● Problem details
Among the entries, find the lines with the string "names" and copy them.

● Records supplied
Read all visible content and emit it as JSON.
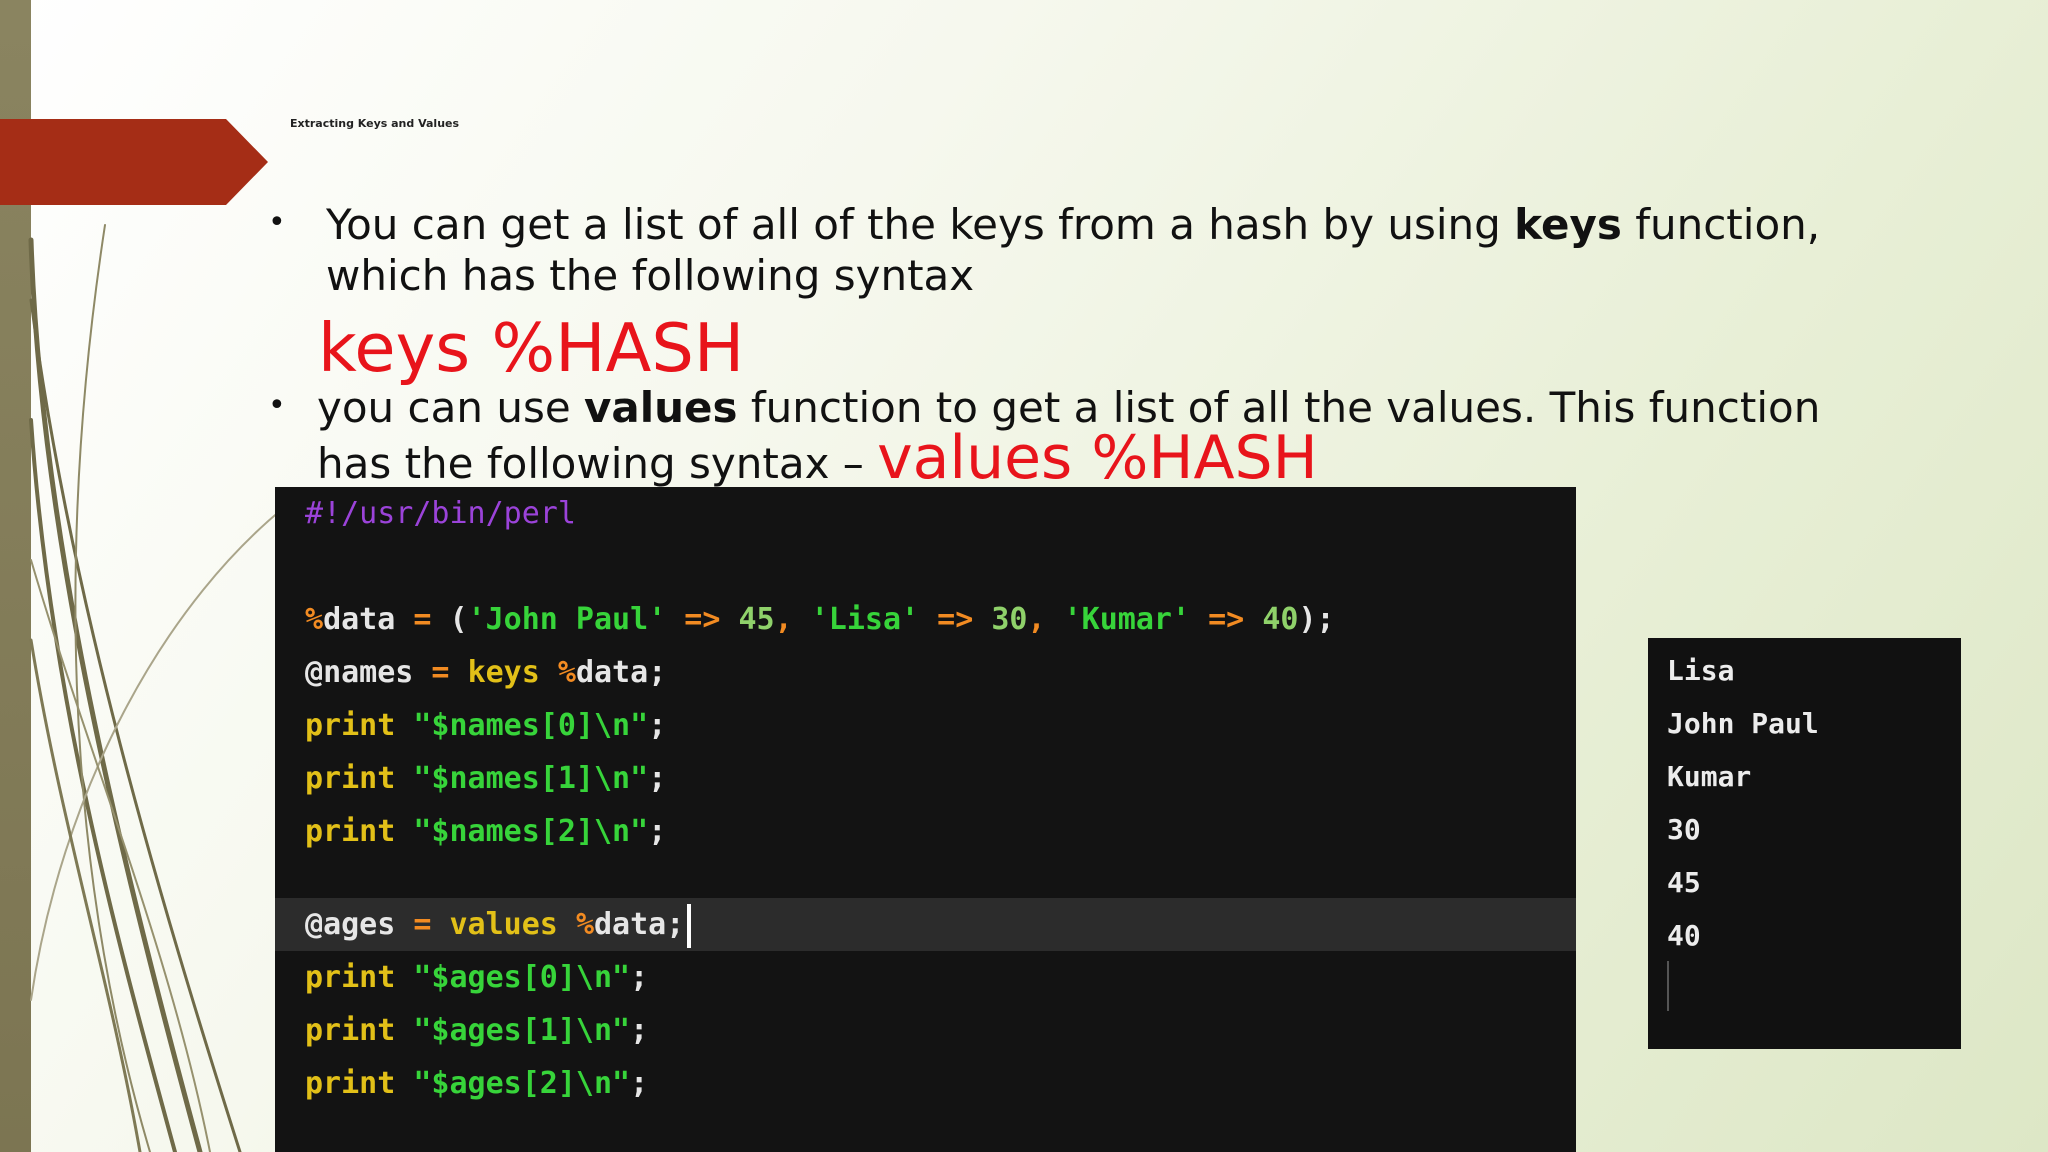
{
  "slide": {
    "title": "Extracting Keys and Values"
  },
  "bullets": [
    {
      "pre": "You can get a list of all of the keys from a hash by using ",
      "bold": "keys",
      "post": " function,",
      "line2": "which has the following syntax"
    },
    {
      "pre": "you can use ",
      "bold": "values",
      "post": " function to get a list of all the values. This function",
      "line2": "has the following syntax – "
    }
  ],
  "syntax": {
    "keys": "keys %HASH",
    "values": "values %HASH"
  },
  "code": {
    "shebang": "#!/usr/bin/perl",
    "l3": {
      "sig": "%",
      "id": "data",
      "eq": " = ",
      "open": "(",
      "s1": "'John Paul'",
      "arr1": " => ",
      "n1": "45",
      "c1": ", ",
      "s2": "'Lisa'",
      "arr2": " => ",
      "n2": "30",
      "c2": ", ",
      "s3": "'Kumar'",
      "arr3": " => ",
      "n3": "40",
      "close": ");"
    },
    "l4": {
      "sig": "@",
      "id": "names",
      "eq": " = ",
      "kw": "keys",
      "sp": " ",
      "sig2": "%",
      "id2": "data",
      "end": ";"
    },
    "prints1": [
      {
        "kw": "print",
        "sp": " ",
        "str": "\"$names[0]\\n\"",
        "end": ";"
      },
      {
        "kw": "print",
        "sp": " ",
        "str": "\"$names[1]\\n\"",
        "end": ";"
      },
      {
        "kw": "print",
        "sp": " ",
        "str": "\"$names[2]\\n\"",
        "end": ";"
      }
    ],
    "l9": {
      "sig": "@",
      "id": "ages",
      "eq": " = ",
      "kw": "values",
      "sp": " ",
      "sig2": "%",
      "id2": "data",
      "end": ";"
    },
    "prints2": [
      {
        "kw": "print",
        "sp": " ",
        "str": "\"$ages[0]\\n\"",
        "end": ";"
      },
      {
        "kw": "print",
        "sp": " ",
        "str": "\"$ages[1]\\n\"",
        "end": ";"
      },
      {
        "kw": "print",
        "sp": " ",
        "str": "\"$ages[2]\\n\"",
        "end": ";"
      }
    ]
  },
  "output": [
    "Lisa",
    "John Paul",
    "Kumar",
    "30",
    "45",
    "40"
  ],
  "colors": {
    "accent_banner": "#a52d16",
    "syntax_red": "#e8141b",
    "code_bg": "#131313",
    "keyword": "#e2c018",
    "string": "#37d43a",
    "operator": "#f28b22",
    "comment": "#9b43d9"
  }
}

● Exercise output
      "id": "names",
        "str": "\"$names[0]\\n\"",
        "str": "\"$names[1]\\n\"",
        "str": "\"$names[2]\\n\"",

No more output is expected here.